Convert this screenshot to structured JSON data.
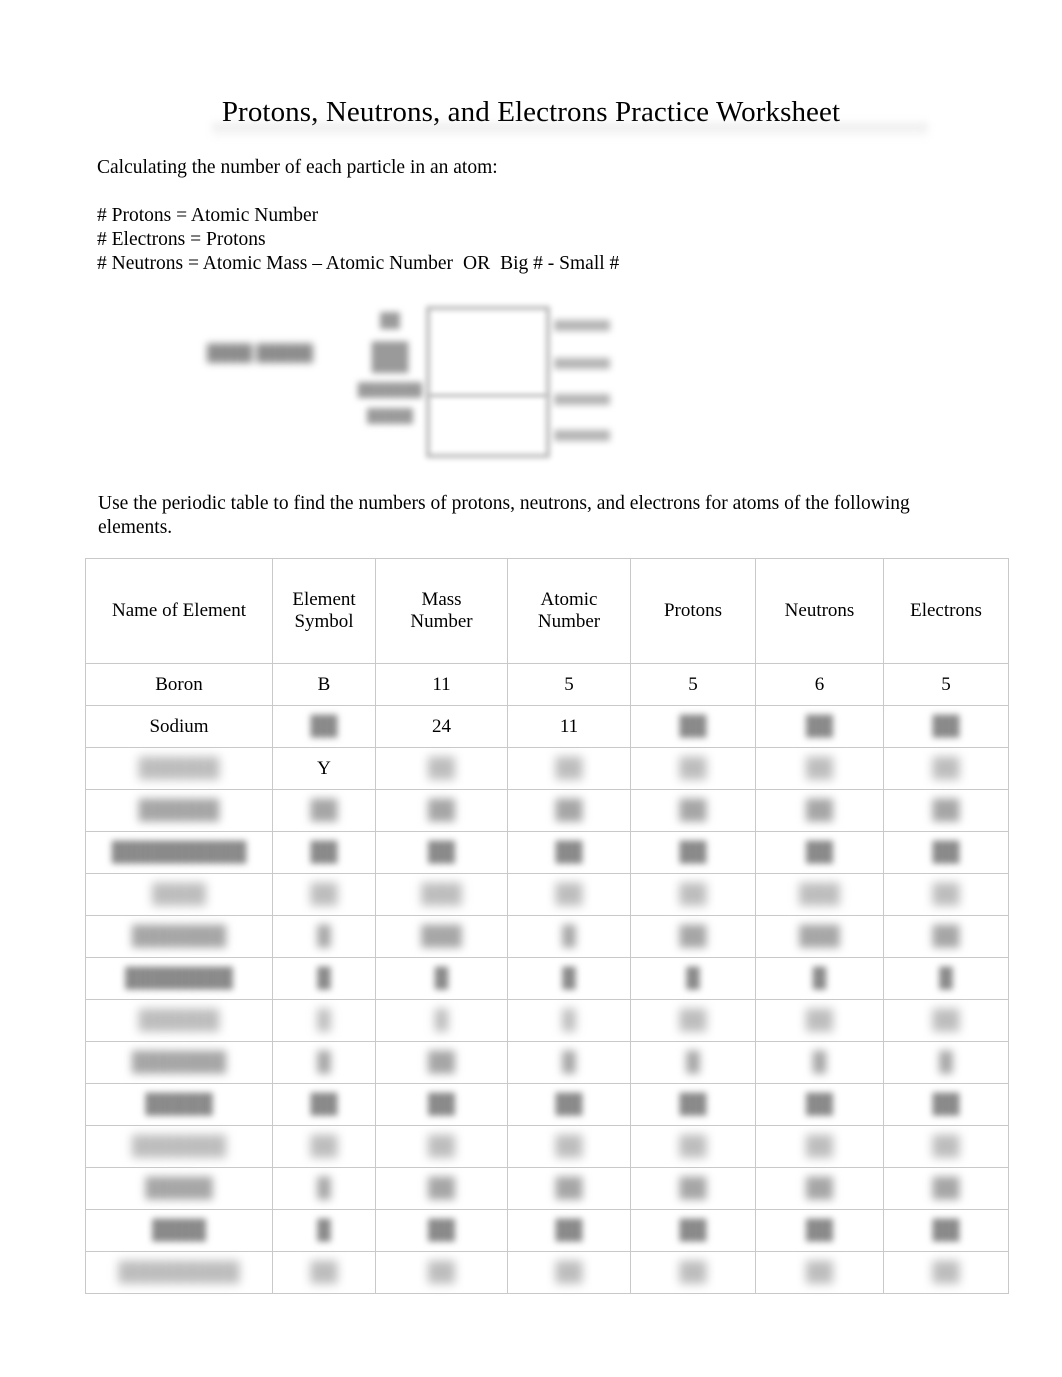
{
  "document": {
    "title": "Protons, Neutrons, and Electrons Practice Worksheet",
    "intro": "Calculating the number of each particle in an atom:",
    "formulas": [
      "# Protons = Atomic Number",
      "# Electrons = Protons",
      "# Neutrons = Atomic Mass – Atomic Number",
      "OR",
      "Big # - Small #"
    ],
    "instruction": "Use the periodic table to find the numbers of protons, neutrons, and electrons for atoms of the following elements."
  },
  "diagram": {
    "left_label": "████ █████",
    "tile": {
      "atomic_number": "██",
      "symbol": "██",
      "name": "███████",
      "mass": "█████"
    },
    "callouts": [
      "███",
      "███",
      "███",
      "███"
    ]
  },
  "table": {
    "headers": [
      "Name of Element",
      "Element Symbol",
      "Mass Number",
      "Atomic Number",
      "Protons",
      "Neutrons",
      "Electrons"
    ],
    "headers_split": [
      [
        "Name of Element"
      ],
      [
        "Element",
        "Symbol"
      ],
      [
        "Mass",
        "Number"
      ],
      [
        "Atomic",
        "Number"
      ],
      [
        "Protons"
      ],
      [
        "Neutrons"
      ],
      [
        "Electrons"
      ]
    ],
    "rows": [
      {
        "name": "Boron",
        "name_legible": true,
        "symbol": "B",
        "symbol_legible": true,
        "mass": "11",
        "mass_legible": true,
        "atomic": "5",
        "atomic_legible": true,
        "protons": "5",
        "protons_legible": true,
        "neutrons": "6",
        "neutrons_legible": true,
        "electrons": "5",
        "electrons_legible": true
      },
      {
        "name": "Sodium",
        "name_legible": true,
        "symbol": "██",
        "symbol_legible": false,
        "mass": "24",
        "mass_legible": true,
        "atomic": "11",
        "atomic_legible": true,
        "protons": "██",
        "protons_legible": false,
        "neutrons": "██",
        "neutrons_legible": false,
        "electrons": "██",
        "electrons_legible": false
      },
      {
        "name": "██████",
        "name_legible": false,
        "symbol": "Y",
        "symbol_legible": true,
        "mass": "██",
        "mass_legible": false,
        "atomic": "██",
        "atomic_legible": false,
        "protons": "██",
        "protons_legible": false,
        "neutrons": "██",
        "neutrons_legible": false,
        "electrons": "██",
        "electrons_legible": false
      },
      {
        "name": "██████",
        "name_legible": false,
        "symbol": "██",
        "symbol_legible": false,
        "mass": "██",
        "mass_legible": false,
        "atomic": "██",
        "atomic_legible": false,
        "protons": "██",
        "protons_legible": false,
        "neutrons": "██",
        "neutrons_legible": false,
        "electrons": "██",
        "electrons_legible": false
      },
      {
        "name": "██████████",
        "name_legible": false,
        "symbol": "██",
        "symbol_legible": false,
        "mass": "██",
        "mass_legible": false,
        "atomic": "██",
        "atomic_legible": false,
        "protons": "██",
        "protons_legible": false,
        "neutrons": "██",
        "neutrons_legible": false,
        "electrons": "██",
        "electrons_legible": false
      },
      {
        "name": "████",
        "name_legible": false,
        "symbol": "██",
        "symbol_legible": false,
        "mass": "███",
        "mass_legible": false,
        "atomic": "██",
        "atomic_legible": false,
        "protons": "██",
        "protons_legible": false,
        "neutrons": "███",
        "neutrons_legible": false,
        "electrons": "██",
        "electrons_legible": false
      },
      {
        "name": "███████",
        "name_legible": false,
        "symbol": "█",
        "symbol_legible": false,
        "mass": "███",
        "mass_legible": false,
        "atomic": "█",
        "atomic_legible": false,
        "protons": "██",
        "protons_legible": false,
        "neutrons": "███",
        "neutrons_legible": false,
        "electrons": "██",
        "electrons_legible": false
      },
      {
        "name": "████████",
        "name_legible": false,
        "symbol": "█",
        "symbol_legible": false,
        "mass": "█",
        "mass_legible": false,
        "atomic": "█",
        "atomic_legible": false,
        "protons": "█",
        "protons_legible": false,
        "neutrons": "█",
        "neutrons_legible": false,
        "electrons": "█",
        "electrons_legible": false
      },
      {
        "name": "██████",
        "name_legible": false,
        "symbol": "█",
        "symbol_legible": false,
        "mass": "█",
        "mass_legible": false,
        "atomic": "█",
        "atomic_legible": false,
        "protons": "██",
        "protons_legible": false,
        "neutrons": "██",
        "neutrons_legible": false,
        "electrons": "██",
        "electrons_legible": false
      },
      {
        "name": "███████",
        "name_legible": false,
        "symbol": "█",
        "symbol_legible": false,
        "mass": "██",
        "mass_legible": false,
        "atomic": "█",
        "atomic_legible": false,
        "protons": "█",
        "protons_legible": false,
        "neutrons": "█",
        "neutrons_legible": false,
        "electrons": "█",
        "electrons_legible": false
      },
      {
        "name": "█████",
        "name_legible": false,
        "symbol": "██",
        "symbol_legible": false,
        "mass": "██",
        "mass_legible": false,
        "atomic": "██",
        "atomic_legible": false,
        "protons": "██",
        "protons_legible": false,
        "neutrons": "██",
        "neutrons_legible": false,
        "electrons": "██",
        "electrons_legible": false
      },
      {
        "name": "███████",
        "name_legible": false,
        "symbol": "██",
        "symbol_legible": false,
        "mass": "██",
        "mass_legible": false,
        "atomic": "██",
        "atomic_legible": false,
        "protons": "██",
        "protons_legible": false,
        "neutrons": "██",
        "neutrons_legible": false,
        "electrons": "██",
        "electrons_legible": false
      },
      {
        "name": "█████",
        "name_legible": false,
        "symbol": "█",
        "symbol_legible": false,
        "mass": "██",
        "mass_legible": false,
        "atomic": "██",
        "atomic_legible": false,
        "protons": "██",
        "protons_legible": false,
        "neutrons": "██",
        "neutrons_legible": false,
        "electrons": "██",
        "electrons_legible": false
      },
      {
        "name": "████",
        "name_legible": false,
        "symbol": "█",
        "symbol_legible": false,
        "mass": "██",
        "mass_legible": false,
        "atomic": "██",
        "atomic_legible": false,
        "protons": "██",
        "protons_legible": false,
        "neutrons": "██",
        "neutrons_legible": false,
        "electrons": "██",
        "electrons_legible": false
      },
      {
        "name": "█████████",
        "name_legible": false,
        "symbol": "██",
        "symbol_legible": false,
        "mass": "██",
        "mass_legible": false,
        "atomic": "██",
        "atomic_legible": false,
        "protons": "██",
        "protons_legible": false,
        "neutrons": "██",
        "neutrons_legible": false,
        "electrons": "██",
        "electrons_legible": false
      }
    ]
  }
}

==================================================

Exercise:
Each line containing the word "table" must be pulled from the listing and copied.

Task solution:
    "instruction": "Use the periodic table to find the numbers of protons, neutrons, and electrons for atoms of the following elements."
  "table": {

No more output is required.